Morgan Stanley’s Vince Lumia Sees Rise of the “Mega” Team Post-Pandemic
The days are numbered for the solo practitioner or two-person team with an associate or two, a Morgan Stanley wealth management executive declared Thursday.
Vince Lumia, managing director and head of field management, who oversees the wirehouse’s network of approximately 16,000 financial advisors across roughly 600 branches, said the Covid-19 pandemic has accelerated the trend of teams getting larger, combining expertise across geographies, and appointing the equivalent of chief operating officers to run the day-to-day business.
“The new normal, post-Covid, will be dominated by even larger teams or mega teams,” Lumia told an online audience attending the Securities Industry and Financial Markets Association’s annual private client conference.
A Morgan Stanley spokeswoman declined to provide any statistics about how many of its 16,000 brokers are on teams or the average size of its teams.
The firm issued an internal report last year that said the fastest growing segment of the teaming population is the “mega team” of five or more advisors. These teams at Morgan Stanley grew by 29% year over year at the end of the second quarter of 2019, versus just 1% for two-person teams, according to the paper, titled “Emerging Trends of Our High Performing Teams.”
Wirehouses have emphasized teaming for years because they say that customers can benefit from having different specialists available. Recruiters say it also makes it more difficult for team members to move firms since they may have to leave behind clients governed by partnership agreements that can be subject to additional non-solicitation rules unless everyone agrees to move together.
“It’s hard when you’ve got five advisors in five different states, trying to convince them all to leave and, even when they’re on the same page, to coordinate it,” said Rick Rummage, a recruiter in Herndon, Virginia.
Lumia had said the goal in building larger teams is to achieve a “scalable and repeatable” investment process and client experience, and to meet a growing list of “complex” demands from clients around tax planning, trust and estate planning and philanthropy.
Teams are also adding support roles such as COOs or specialists to free up lead advisors for more prospecting, according to Lumia.
“Without capacity and scale, teams will spend their time doing administrative things, much of which is of much less value to the client,” Lumia said. “High performing teams are quicker to partner with other specialized advisors when opportunities require skills that are not a part of their own core strengths.”
With the pandemic’s acceleration of the use of video calls, advisors have a “greater willingness” to partner across geographies to bring in outside specialists and resources without the need for travel, Lumia said.
To be sure, the pandemic and the rise of larger teams has also triggered some break-ups, according to Rummage and a lawyer who has helped some brokers navigate complicated splits.
“It’s hard enough for two advisors to work together without any blow-ups,” Rummage said. “When you add a third, the difficulty is exponential.

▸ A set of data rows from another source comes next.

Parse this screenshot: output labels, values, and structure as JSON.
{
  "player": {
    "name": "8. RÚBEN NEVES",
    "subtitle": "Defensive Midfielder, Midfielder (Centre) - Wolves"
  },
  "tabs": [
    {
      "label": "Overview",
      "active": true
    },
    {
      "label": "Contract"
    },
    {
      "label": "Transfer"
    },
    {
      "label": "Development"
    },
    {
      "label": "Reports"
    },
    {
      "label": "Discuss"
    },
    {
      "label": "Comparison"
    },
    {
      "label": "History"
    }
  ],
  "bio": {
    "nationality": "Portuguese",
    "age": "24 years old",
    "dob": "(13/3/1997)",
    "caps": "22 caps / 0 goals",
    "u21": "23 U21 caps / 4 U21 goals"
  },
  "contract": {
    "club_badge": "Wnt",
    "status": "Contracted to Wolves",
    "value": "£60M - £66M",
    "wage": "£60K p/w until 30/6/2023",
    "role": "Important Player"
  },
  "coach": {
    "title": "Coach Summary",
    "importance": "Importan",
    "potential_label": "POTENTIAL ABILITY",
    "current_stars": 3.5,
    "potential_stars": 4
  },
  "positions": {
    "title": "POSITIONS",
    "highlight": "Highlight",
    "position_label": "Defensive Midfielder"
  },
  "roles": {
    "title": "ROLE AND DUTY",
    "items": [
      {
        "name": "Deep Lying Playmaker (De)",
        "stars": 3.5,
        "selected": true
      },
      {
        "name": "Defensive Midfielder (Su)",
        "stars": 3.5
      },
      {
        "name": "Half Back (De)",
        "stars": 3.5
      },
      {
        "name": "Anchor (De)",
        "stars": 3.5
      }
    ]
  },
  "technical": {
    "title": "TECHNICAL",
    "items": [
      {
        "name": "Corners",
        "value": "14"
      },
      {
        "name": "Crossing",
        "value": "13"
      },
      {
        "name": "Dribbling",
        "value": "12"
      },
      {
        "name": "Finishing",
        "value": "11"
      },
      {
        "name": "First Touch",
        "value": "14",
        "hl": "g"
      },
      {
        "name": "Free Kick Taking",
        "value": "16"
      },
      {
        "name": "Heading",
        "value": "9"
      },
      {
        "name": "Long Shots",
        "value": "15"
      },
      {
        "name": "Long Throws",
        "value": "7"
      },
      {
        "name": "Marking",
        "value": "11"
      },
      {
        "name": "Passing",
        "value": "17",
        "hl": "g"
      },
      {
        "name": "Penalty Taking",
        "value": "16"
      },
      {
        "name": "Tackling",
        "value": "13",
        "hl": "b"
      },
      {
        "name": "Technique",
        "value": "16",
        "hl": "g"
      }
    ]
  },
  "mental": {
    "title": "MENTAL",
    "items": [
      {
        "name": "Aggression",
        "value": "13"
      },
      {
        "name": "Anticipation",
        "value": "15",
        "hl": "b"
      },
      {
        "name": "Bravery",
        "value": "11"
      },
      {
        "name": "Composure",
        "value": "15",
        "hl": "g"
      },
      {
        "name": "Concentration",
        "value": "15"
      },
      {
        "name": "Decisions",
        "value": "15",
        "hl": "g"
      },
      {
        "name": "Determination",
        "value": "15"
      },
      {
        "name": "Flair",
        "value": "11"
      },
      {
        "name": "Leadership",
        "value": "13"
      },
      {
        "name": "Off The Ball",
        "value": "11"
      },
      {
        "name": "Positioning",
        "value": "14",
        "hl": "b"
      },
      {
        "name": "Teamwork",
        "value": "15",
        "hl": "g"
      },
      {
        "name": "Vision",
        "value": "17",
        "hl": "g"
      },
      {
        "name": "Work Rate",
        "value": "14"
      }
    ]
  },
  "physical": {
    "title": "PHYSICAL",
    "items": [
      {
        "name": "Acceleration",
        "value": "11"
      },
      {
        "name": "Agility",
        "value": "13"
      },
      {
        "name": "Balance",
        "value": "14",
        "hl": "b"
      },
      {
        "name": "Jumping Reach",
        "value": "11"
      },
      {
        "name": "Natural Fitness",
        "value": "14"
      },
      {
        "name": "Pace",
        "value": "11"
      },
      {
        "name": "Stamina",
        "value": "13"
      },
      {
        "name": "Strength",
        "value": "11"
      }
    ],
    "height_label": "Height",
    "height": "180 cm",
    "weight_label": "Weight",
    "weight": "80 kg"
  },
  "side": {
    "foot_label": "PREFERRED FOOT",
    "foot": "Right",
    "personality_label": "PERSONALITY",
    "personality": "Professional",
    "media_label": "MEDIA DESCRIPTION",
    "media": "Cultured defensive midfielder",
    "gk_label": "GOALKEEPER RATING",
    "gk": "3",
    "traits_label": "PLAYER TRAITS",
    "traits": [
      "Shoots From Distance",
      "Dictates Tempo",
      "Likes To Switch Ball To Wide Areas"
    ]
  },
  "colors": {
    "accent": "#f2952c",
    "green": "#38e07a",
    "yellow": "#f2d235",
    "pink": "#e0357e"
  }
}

Eight, it’s a bloodbath when you break up, and it happens more than you’d think.”
In one recent example, highlighting the pressures that the pandemic has put on teams, a top-ranked Morgan Stanley broker with a $1 billion client book was ousted after he allegedly installed a listening device in his former partners’ office.
“Covid has really turned the industry into ‘Lord of the Flies,’” Cleveland-based lawyer Scott Matasar, who was not involved in the incident but represented brokers after their team dissolved, said previously in reference to the novel about stranded school boys fighting over how to govern themselves. “Everybody has been protecting their turf out of concern over what Covid meant for their bottom line.”